Your Geography textbook is also available online at . Though we will use some material from the other text, most will be from this e-text. Be aware that this text is now a few years old and many hyperlinks are broken. Rewriting is a massive job that I have not had time to take on and with retirement looming will leave to another generation to take on if they wish.

I have changed my mind about having a quiz at the end of this week -- I would like to lose less class time to testing and will merge chapters 1-3  for testing purposes.  This test will most likely be on Thursday, September 19.  Expect the mark breakdown to be as follows:  65 multiple choice questions and two from a choice of 10 long answer questions - valued at 6 marks each. The total is, therefore, out of 77 marks. 30 properly done flash cards will earn 5 bonus marks.
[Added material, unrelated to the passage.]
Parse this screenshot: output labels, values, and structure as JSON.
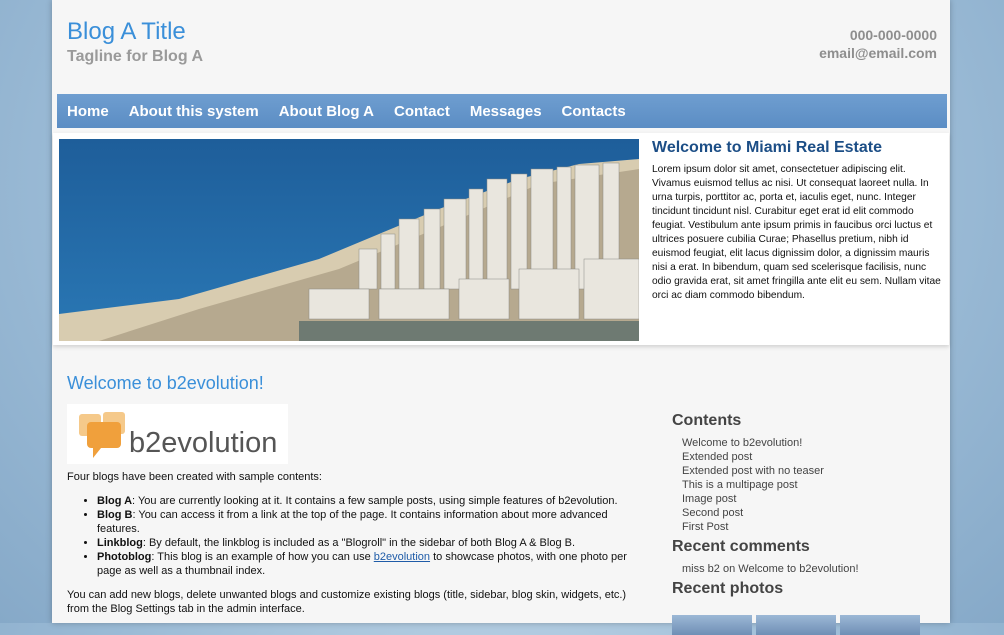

  • Monday, September 9 - Take up homework: #1-5, p. 11, #1-9 p. 16 and #1-4 pp. 16-17.  Complete the Chapter 1 PowerPoint.  If time, begin watching Al Gore's seminal documentary An Inconvenient Truth and questions (part 1, part 2, part 3, part 4, part 5, part 6, part 7, part 8, part 9, part 10) -- or buy it online (no I don't get a cut for advertising it and I really can't suggest checking Pirate Bay or an alternative)Read pp. 18-22. Do #1-4, p. 21.
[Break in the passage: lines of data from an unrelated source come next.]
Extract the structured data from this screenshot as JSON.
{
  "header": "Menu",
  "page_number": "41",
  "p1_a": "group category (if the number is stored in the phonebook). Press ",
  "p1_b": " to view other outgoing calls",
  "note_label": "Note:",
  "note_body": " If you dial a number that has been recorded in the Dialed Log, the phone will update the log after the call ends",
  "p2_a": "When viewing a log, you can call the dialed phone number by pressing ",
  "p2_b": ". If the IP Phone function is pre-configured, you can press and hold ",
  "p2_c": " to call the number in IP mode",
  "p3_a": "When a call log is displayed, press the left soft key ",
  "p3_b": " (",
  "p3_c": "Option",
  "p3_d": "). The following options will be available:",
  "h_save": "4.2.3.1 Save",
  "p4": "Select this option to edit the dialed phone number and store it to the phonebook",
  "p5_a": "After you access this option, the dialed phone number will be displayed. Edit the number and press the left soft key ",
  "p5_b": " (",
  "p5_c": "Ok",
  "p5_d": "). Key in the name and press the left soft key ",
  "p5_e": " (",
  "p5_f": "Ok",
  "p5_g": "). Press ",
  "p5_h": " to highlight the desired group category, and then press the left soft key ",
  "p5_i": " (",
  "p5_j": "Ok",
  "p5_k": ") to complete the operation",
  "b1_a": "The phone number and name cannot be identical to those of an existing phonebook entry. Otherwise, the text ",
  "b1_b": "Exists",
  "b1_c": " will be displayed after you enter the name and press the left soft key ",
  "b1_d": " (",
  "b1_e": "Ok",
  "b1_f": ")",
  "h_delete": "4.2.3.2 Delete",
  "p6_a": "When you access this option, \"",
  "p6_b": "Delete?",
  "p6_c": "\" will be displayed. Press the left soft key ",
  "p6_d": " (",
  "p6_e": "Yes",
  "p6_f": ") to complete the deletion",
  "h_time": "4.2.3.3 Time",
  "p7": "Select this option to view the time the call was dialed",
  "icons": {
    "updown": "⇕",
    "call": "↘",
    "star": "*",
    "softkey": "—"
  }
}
  • Tuesday, September 10 - Take up homework. Complete An Inconvenient Truth and questionsDiscuss the video -- Why is it sometimes seen as controversial? Read p. 22 and do the "Further Thought questions, #1-2, on p. 22. Optional: For an alternative view, see The Great Global Warming Swindle.  Interestingly every BC school was sent a free copy of this by an organization (hard to determine the parent organization) that felt it needed to combat Climate Change proponents. To make sense of this debate you could look into what respectable academic bodies say. Many countries have academies of science; investigate their views. The United Nations' Secretary General, Ban-Ki Moon recently traveled to the Arctic and he is on record as speaking on the subject during this trip. His view is representative of most of the world's nations on the topic. Also the 2007-2008 United Nations Human Development Report took as its over-arching theme Climate Change. You will find the report's accompanying video interesting (choose your download speed and language).
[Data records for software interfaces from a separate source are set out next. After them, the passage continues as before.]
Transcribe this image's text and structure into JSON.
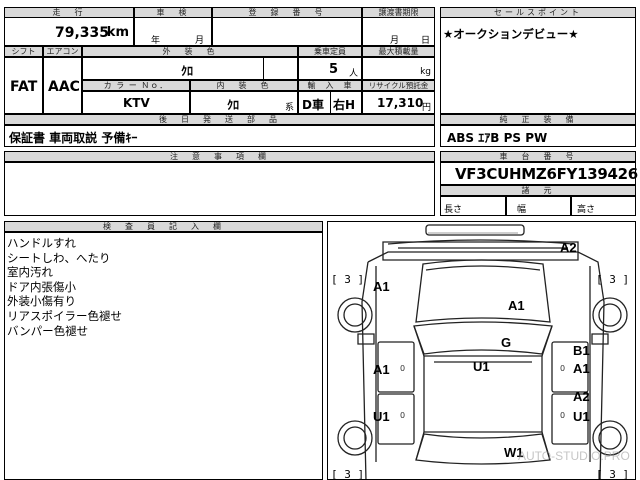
{
  "sheet": {
    "mileage_label": "走　行",
    "mileage_value": "79,335",
    "mileage_unit": "km",
    "inspection_label": "車　検",
    "inspection_year_unit": "年",
    "inspection_month_unit": "月",
    "reg_no_label": "登　録　番　号",
    "transfer_label": "譲渡書期限",
    "transfer_month_unit": "月",
    "transfer_day_unit": "日",
    "shift_label": "シフト",
    "shift_value": "FAT",
    "ac_label": "エアコン",
    "ac_value": "AAC",
    "ext_color_label": "外　装　色",
    "ext_color_value": "ｸﾛ",
    "capacity_label": "乗車定員",
    "capacity_value": "5",
    "capacity_unit": "人",
    "max_load_label": "最大積載量",
    "max_load_unit": "kg",
    "color_no_label": "カ ラ ー Ｎｏ．",
    "color_no_value": "KTV",
    "int_color_label": "内　装　色",
    "int_color_value": "ｸﾛ",
    "int_color_unit": "系",
    "import_label": "輸　入　車",
    "import_value_1": "D車",
    "import_value_2": "右H",
    "recycle_label": "リサイクル預託金",
    "recycle_value": "17,310",
    "recycle_unit": "円",
    "docs_label": "後　日　発　送　部　品",
    "docs_value": "保証書 車両取説 予備ｷｰ",
    "sales_point_label": "セールスポイント",
    "sales_point_value": "★オークションデビュー★",
    "equipment_label": "純　正　装　備",
    "equipment_value": "ABS ｴｱB PS PW",
    "caution_label": "注　意　事　項　欄",
    "chassis_label": "車　台　番　号",
    "chassis_value": "VF3CUHMZ6FY139426",
    "dims_label": "諸　元",
    "length_label": "長さ",
    "width_label": "幅",
    "height_label": "高さ",
    "inspector_label": "検　査　員　記　入　欄",
    "inspector_notes": [
      "ハンドルすれ",
      "シートしわ、へたり",
      "室内汚れ",
      "ドア内張傷小",
      "外装小傷有り",
      "リアスポイラー色褪せ",
      "バンパー色褪せ"
    ]
  },
  "diagram": {
    "marks": {
      "a2_top": "A2",
      "a1_front_left": "A1",
      "a1_hood": "A1",
      "g_windshield": "G",
      "u1_roof": "U1",
      "b1_right": "B1",
      "a1_right_front_door": "A1",
      "a1_left_front_door": "A1",
      "a2_right_rear": "A2",
      "u1_right_rear_door": "U1",
      "u1_left_rear_door": "U1",
      "w1_rear": "W1"
    },
    "tire_marks": {
      "front_left": "[ 3 ]",
      "front_right": "[ 3 ]",
      "rear_left": "[ 3 ]",
      "rear_right": "[ 3 ]"
    },
    "zero_marks": [
      "0",
      "0",
      "0",
      "0"
    ],
    "watermark": "AUTO-STUDIO.PRO"
  }
}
  • Wednesday, September 11 -  Take up homework. Reminder of the material in the Essay Writing Workshop Part 3. Complete the Essay Outline, the assignment for part 3 of the Essay Writing Workshop; please note that you can always change to another topic if you decide this one isn't really what you want to go with.  We will go over your conclusions from the Al Gore film and then will  watch Climate of Doubt which deals with the Climate Change denial viewpoint.  While watching it, answer the following questions:  1.  What groups in society are most prominent in denying climate change?  2.  What are their reasons for doing so?  
  • Thursday, September 12 - Hand in the assignment from the Essay Writing Workshop homework.  We will briefly talk about essay outlines before going on with Geography course content.  Begin chapter 2 - PowerPointRead pp. 29-31. Do both #1-3 on p. 31.
  • Friday, September 13 - Take up #1-3 (both), p. 31. Video clip: The Seven Billionth.  Continue Ch. 2 PowerPoint - Population & Demographics.  If time we will watch Momentum 2011; Hans Rosling.Read pp. 31-37. Do #1 on p. 37. Go to the US Census Bureau's International Database  (OK - this is a bit of a search.  Click on "International Data Base" on the top left hand side of the page.  On the new page, look on the left side and go into the "Report" drop down menu and select "Population Pyramid Graph."  Now select 2011 in the year menu and the countries you want, one at a time in "Select Country".)  Now and download and print a population pyramid for Nigeria in 2011. Do the same for Japan. Compare the shapes of these population pyramids. Suggest reasons why they are so different from one another.